Bringing Up the BodiesĀ is part two of Hilary Mantel’s study of the life of Sir Thomas Cromwell, a key political and financial advisor to Henry VIII. Part I, Wolf Hall, won the Booker prize for literature and this one actually did too. If you are looking for a well-written and insightful look into the life of the great king and his wives – and of a commoner who rose to amazing heights then this is your writer. Both books are in the secondary Historical Fiction section.

Librarians Read: Space Boy

Space Boy was a light and friendly look forward into a future with mining colonies set up in the far corners of the universe and cryogenic freezing as means of long-distance travel. When Amy’s father loses his mining job the whole family is given tickets back to Earth but they will arrive there 30 years in the future. Amy’s adjustment to her new home and the vision that we get of futuristic earth is wonderful and quirky and fresh. This is a creative and quick graphic novel to grab when you’re looking SciFi escape.

Librarians Read: Killers of the Flower Moon: the Osage Murders and the Birth of the FBI

My favorite part of this book was undoubtedly chapter 4 when David Grann gives the reader some back story about the forced movement of Osage to a sector of Oklahoma that had hidden riches under the hills. The Thomas Jefferson quote! The Osage representative in the red blanket! Wow. The true crime tale from the 20s which centered around Mollie Burkhart’s family were fascinating too as was the development of the FBI.

Look for this book and similar titles in the nonfiction section around call number 976 (American History)

Librarians Read: Behold the Dreamers

Behold the Dreamers presents us with a wonderful troupe of characters either striving to attain, or else striving to maintain, their American dreams and the whole book is a beauty of contrasts featuring complex decisions. Cameroonian immigrants Jende and Neni are delighted when an opportunity opens for Jende to become a full time driver for Lehman Brothers Associate Clark Edwards and his family. With this steady income and Neni’s student visa which allows her to take community college classes, both spouses are exactly in the position that they want to be in to support their families, their own interests and to provide a good life for their son Liomi.
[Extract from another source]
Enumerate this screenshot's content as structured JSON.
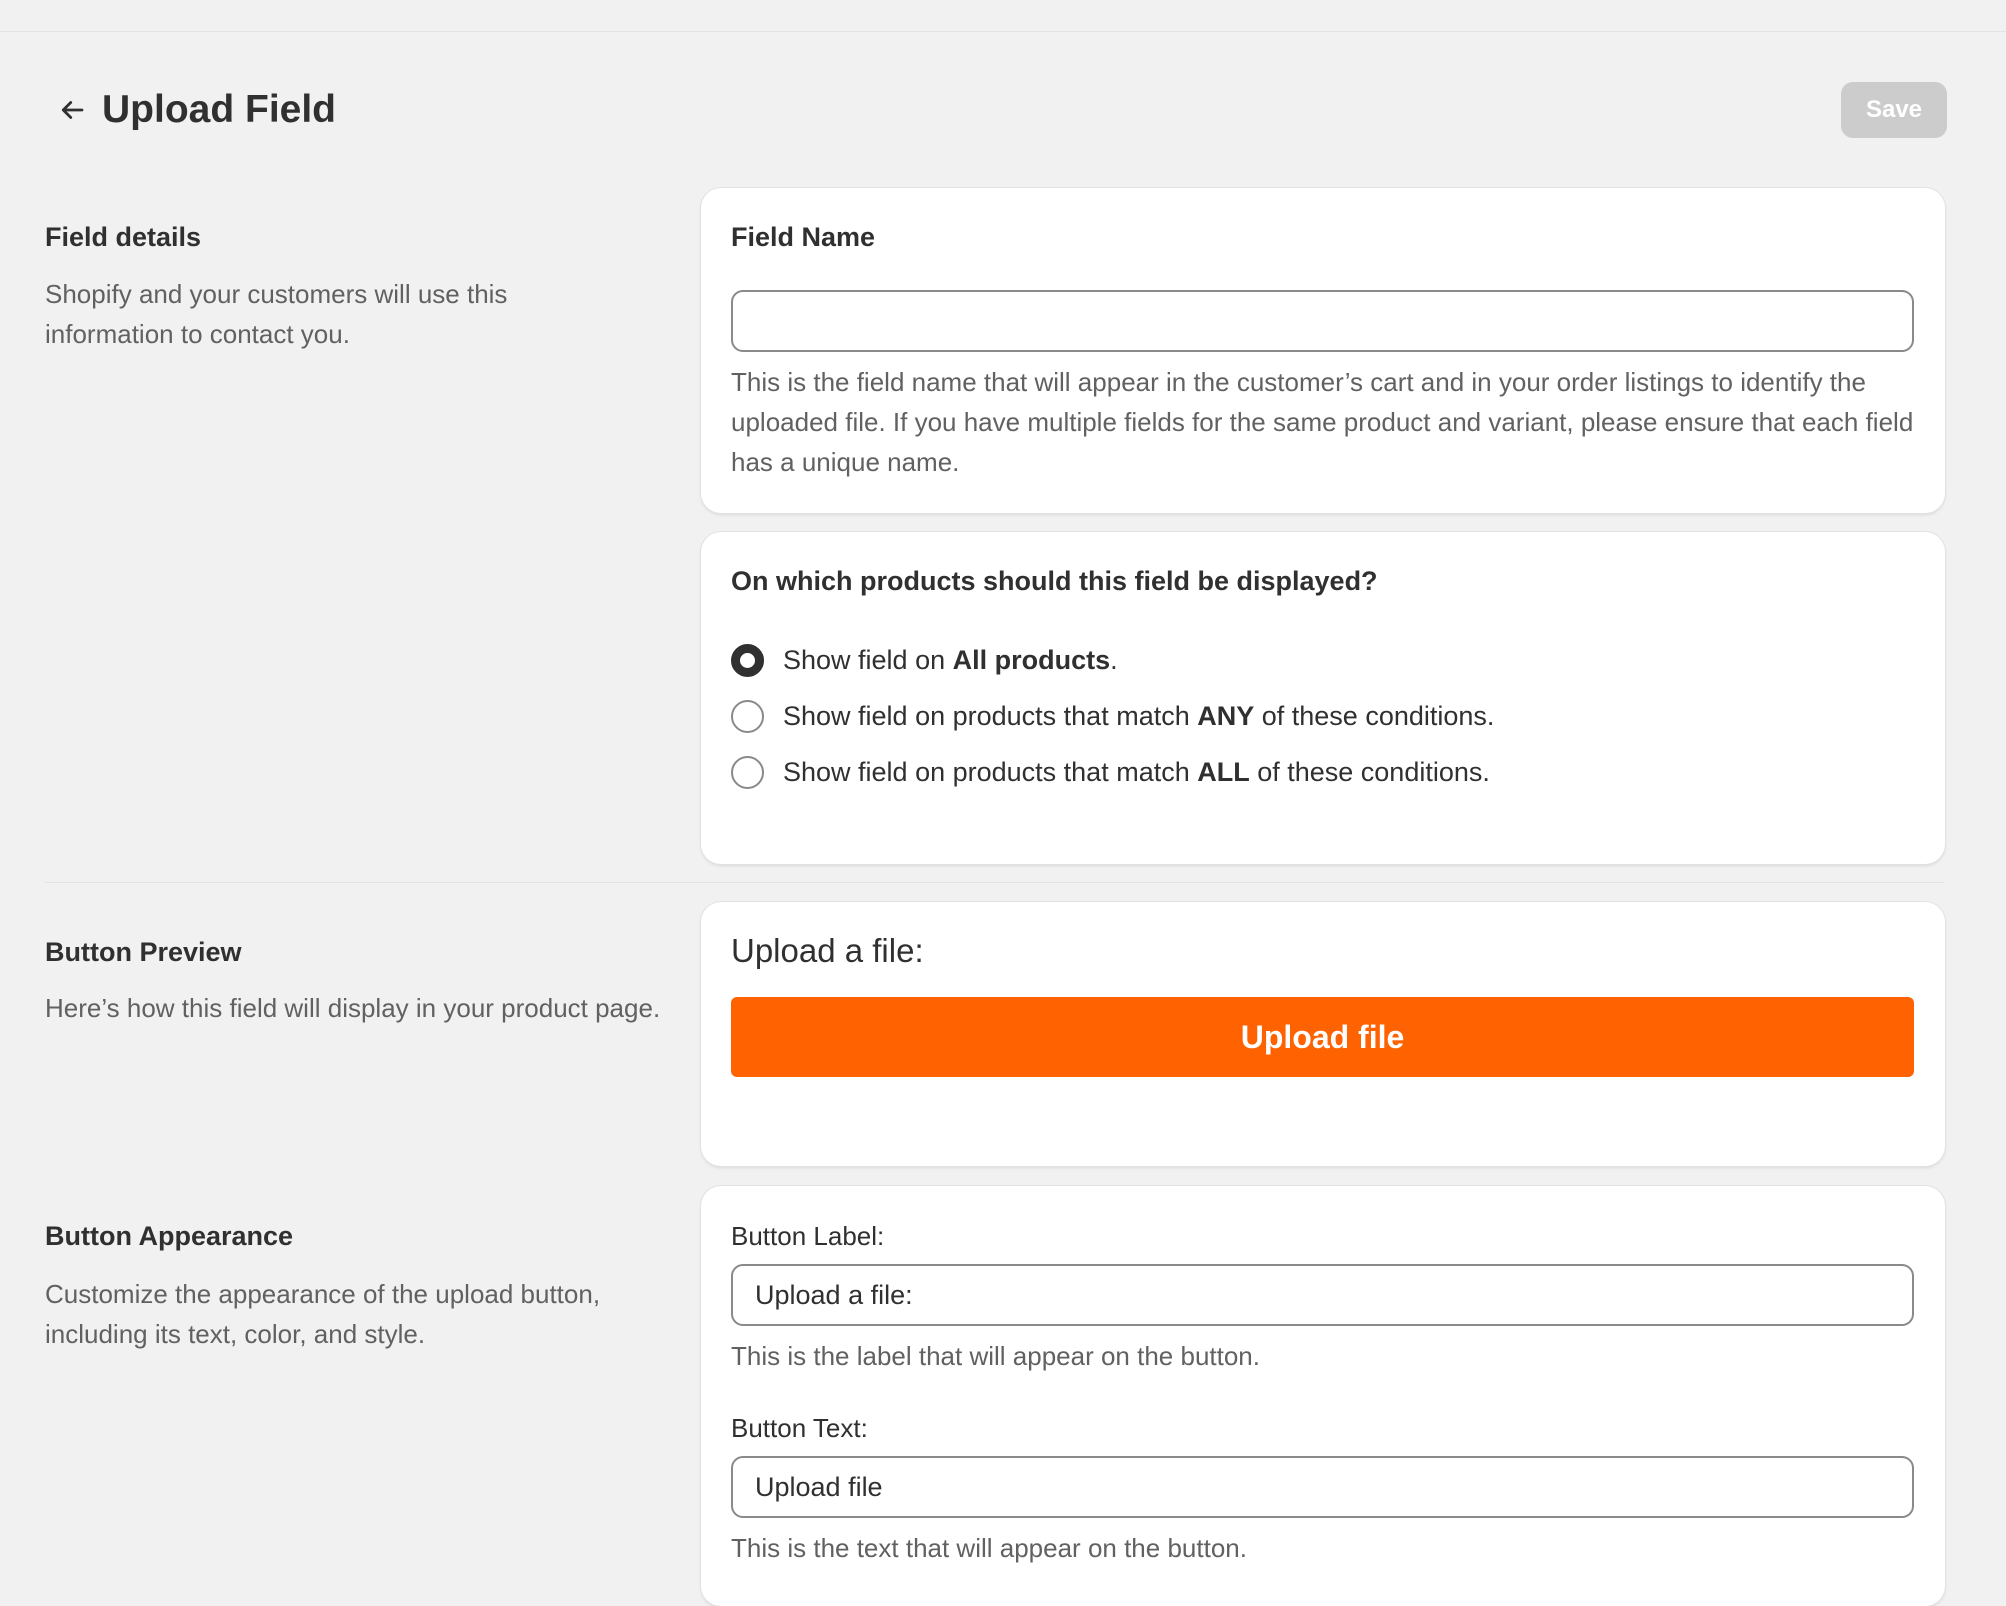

Then the subprime housing bubble bursts and reality descends in both expected and unexpected ways. There were so many things I loved about this book but at the forefront were the strong Cameroonian values that Jende and Neni maintain throughout all of their ups and downs in America.

Librarians Read: Fatal Throne

This was a fascinating historical fiction novel created by seven top YA authors. The 6 queens (divorced, beheaded, died, divorced, beheaded, survived) of Henry the VIII all come to life beautifully in this wonderful account. Each story unfolds from the moment of impending doom as the queen realizes that it is all over for her in Henry’s eyes. The different voices of each writer accentuate the varied personalities of each of these unique women. Interspersed between the histories presented by the queens are Henry’s masterful rebuttals written by M. T. Anderson. Fantastic and so readable for teens! Our recent visiting author Candace Fleming is responsible for this project. She and Eric Rohmann were terrific guests. Thank you PTO for sponsoring!

Librarians Read: Scarlet Ibis

For all of those young readers who want a tear-jerker, this book has all the feels. Scarlet is a thirteen year old with the weight of her whole family on her shoulders. Her mom is slowly drifting further away into her own world while Scarlet keeps herself occupied as the primary care-giver for her younger brother with asperger’s syndrome. Scarlet is completely devoted to her brother Red and their relationship is the heart of the book. When a fire in the apartment threatens to separate the whole family into medical and foster situations the reader feels the anguish of young Scarlet as she tries to keep everyone together.